WHAT YOU HAVE TO DO → Where a line in the data below includes the word "type", count it. State the total and nothing more.

DATASET ENTRIES →
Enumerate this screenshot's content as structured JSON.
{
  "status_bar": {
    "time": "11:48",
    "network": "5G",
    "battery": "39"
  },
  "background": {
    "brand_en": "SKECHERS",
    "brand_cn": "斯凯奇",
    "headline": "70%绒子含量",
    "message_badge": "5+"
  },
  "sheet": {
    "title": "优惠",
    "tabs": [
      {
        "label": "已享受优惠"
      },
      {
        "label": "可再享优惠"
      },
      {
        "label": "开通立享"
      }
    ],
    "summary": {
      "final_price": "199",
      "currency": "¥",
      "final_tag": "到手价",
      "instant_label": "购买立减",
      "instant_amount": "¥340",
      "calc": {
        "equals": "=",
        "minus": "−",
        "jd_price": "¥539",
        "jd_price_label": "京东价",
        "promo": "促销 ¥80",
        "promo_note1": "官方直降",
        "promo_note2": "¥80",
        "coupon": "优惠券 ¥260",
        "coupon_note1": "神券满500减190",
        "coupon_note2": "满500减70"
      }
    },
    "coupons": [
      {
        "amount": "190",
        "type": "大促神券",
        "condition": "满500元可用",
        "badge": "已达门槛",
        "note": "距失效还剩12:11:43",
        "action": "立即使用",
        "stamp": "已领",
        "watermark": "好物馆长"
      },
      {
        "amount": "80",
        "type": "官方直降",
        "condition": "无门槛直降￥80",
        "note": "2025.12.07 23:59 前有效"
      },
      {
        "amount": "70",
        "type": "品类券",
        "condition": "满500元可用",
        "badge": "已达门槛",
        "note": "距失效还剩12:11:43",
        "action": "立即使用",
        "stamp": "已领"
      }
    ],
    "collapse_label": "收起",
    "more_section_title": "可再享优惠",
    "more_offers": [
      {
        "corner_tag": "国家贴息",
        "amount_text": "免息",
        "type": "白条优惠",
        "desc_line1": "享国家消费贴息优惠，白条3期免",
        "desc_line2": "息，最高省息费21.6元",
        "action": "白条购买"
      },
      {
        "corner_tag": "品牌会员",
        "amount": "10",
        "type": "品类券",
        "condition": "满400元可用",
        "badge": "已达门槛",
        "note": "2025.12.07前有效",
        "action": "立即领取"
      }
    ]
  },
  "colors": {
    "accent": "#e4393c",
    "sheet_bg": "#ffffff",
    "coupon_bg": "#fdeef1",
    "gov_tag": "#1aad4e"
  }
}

PROBLEM SOLUTION → 5